HIPAA and the subsequent HITECH (US Health Information Technology for Economic and Clinical Health) Act concern, among other things, national standards for electronic health care transactions. They require protection of the privacy and security of individual health information.
HIPAA was signed into law in 1996. The law was broadened in 2009 via the HITECH Act.
Penalties for noncompliance
Fines for noncompliance increased a great deal with the HITECH Act, to as much as $1.5 million per calendar year for each violation.
The HIPAA/HITECH push for widespread use of electronic health records brings with it security and privacy risks, which the regulations try to address. Just for example, HITECH requires the issuance of technical guidance on rendering protected health information “unusable, unreadable, or indecipherable to unauthorized individuals.” Encryption is one way to render such information unusable if it is lost or stolen.

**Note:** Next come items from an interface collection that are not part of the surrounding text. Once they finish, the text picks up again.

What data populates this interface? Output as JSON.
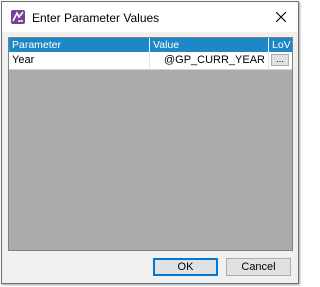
{
  "window": {
    "title": "Enter Parameter Values"
  },
  "grid": {
    "columns": [
      "Parameter",
      "Value",
      "LoV"
    ],
    "rows": [
      {
        "parameter": "Year",
        "value": "@GP_CURR_YEAR",
        "lov_label": "..."
      }
    ]
  },
  "buttons": {
    "ok_label": "OK",
    "cancel_label": "Cancel"
  },
  "colors": {
    "header_bg": "#1e87c8",
    "grid_empty_bg": "#ababab",
    "app_icon": "#7d3c98",
    "ok_border": "#0078d7"
  },
  "icons": {
    "app": "parameter-app-icon",
    "close": "close-icon"
  }
}
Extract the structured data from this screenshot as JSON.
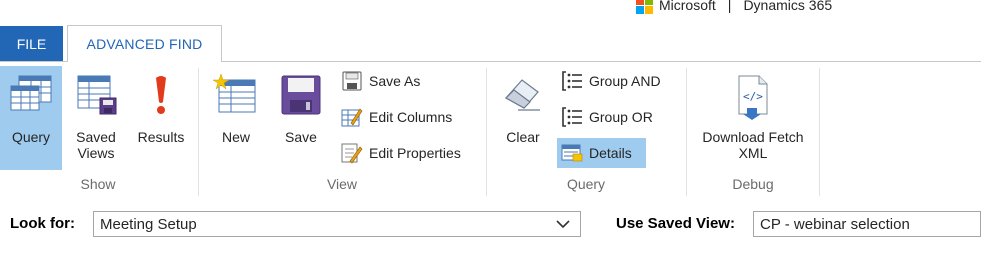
{
  "brand": {
    "company": "Microsoft",
    "separator": "|",
    "product": "Dynamics 365",
    "logo_colors": [
      "#f25022",
      "#7fba00",
      "#00a4ef",
      "#ffb900"
    ]
  },
  "tabs": {
    "file": "FILE",
    "advanced_find": "ADVANCED FIND"
  },
  "ribbon": {
    "show": {
      "label": "Show",
      "query": "Query",
      "saved_views_line1": "Saved",
      "saved_views_line2": "Views",
      "results": "Results"
    },
    "view": {
      "label": "View",
      "new": "New",
      "save": "Save",
      "save_as": "Save As",
      "edit_columns": "Edit Columns",
      "edit_properties": "Edit Properties"
    },
    "query": {
      "label": "Query",
      "clear": "Clear",
      "group_and": "Group AND",
      "group_or": "Group OR",
      "details": "Details"
    },
    "debug": {
      "label": "Debug",
      "download_line1": "Download Fetch",
      "download_line2": "XML"
    }
  },
  "filters": {
    "look_for_label": "Look for:",
    "look_for_value": "Meeting Setup",
    "use_saved_view_label": "Use Saved View:",
    "use_saved_view_value": "CP - webinar selection"
  },
  "colors": {
    "accent": "#2266b6",
    "selected": "#9ecbee"
  }
}
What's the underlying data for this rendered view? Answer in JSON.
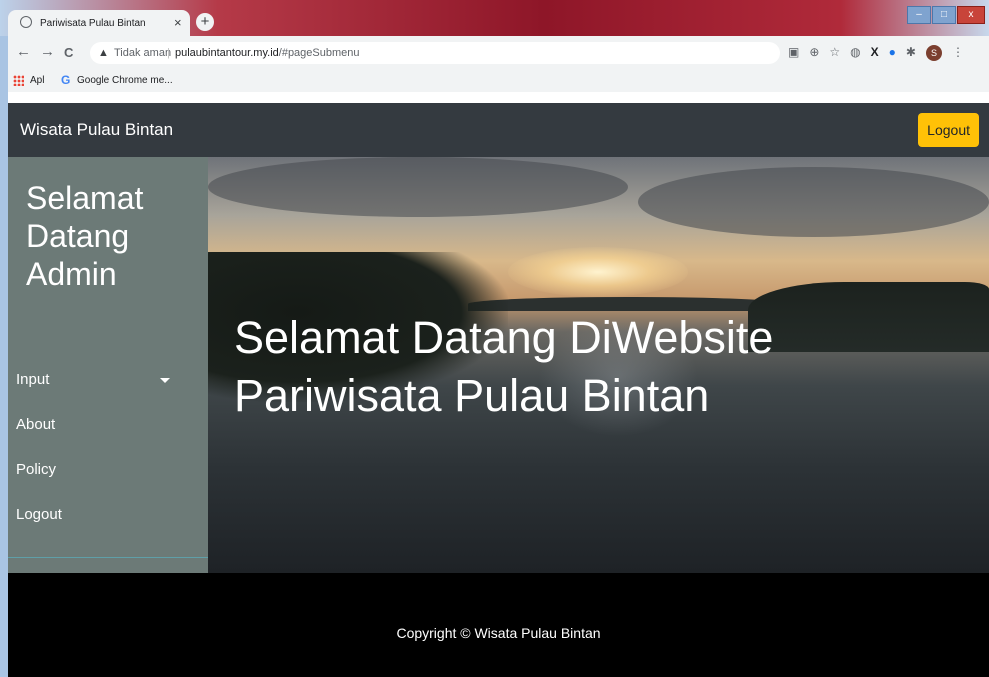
{
  "browser": {
    "tab_title": "Pariwisata Pulau Bintan",
    "tab_close": "×",
    "new_tab": "+",
    "nav": {
      "back": "←",
      "forward": "→",
      "reload": "C"
    },
    "security_label": "Tidak aman",
    "url_host": "pulaubintantour.my.id",
    "url_path": "/#pageSubmenu",
    "bookmarks": [
      {
        "icon": "apps-grid-icon",
        "label": "Apl"
      },
      {
        "icon": "google-icon",
        "label": "Google Chrome me..."
      }
    ],
    "profile_initial": "S"
  },
  "navbar": {
    "brand": "Wisata Pulau Bintan",
    "logout_label": "Logout",
    "logout_color": "#ffc107",
    "background": "#343a40"
  },
  "sidebar": {
    "welcome": "Selamat Datang Admin",
    "items": [
      {
        "label": "Input",
        "has_dropdown": true
      },
      {
        "label": "About"
      },
      {
        "label": "Policy"
      },
      {
        "label": "Logout"
      }
    ],
    "background": "#6c7a77"
  },
  "hero": {
    "title_line1": "Selamat Datang DiWebsite",
    "title_line2": "Pariwisata Pulau Bintan"
  },
  "footer": {
    "copyright": "Copyright © Wisata Pulau Bintan"
  }
}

In the event of a breach of “unsecured protected health information,” the affected individuals and the Secretary of the US Department of Health and Human Services must be notified.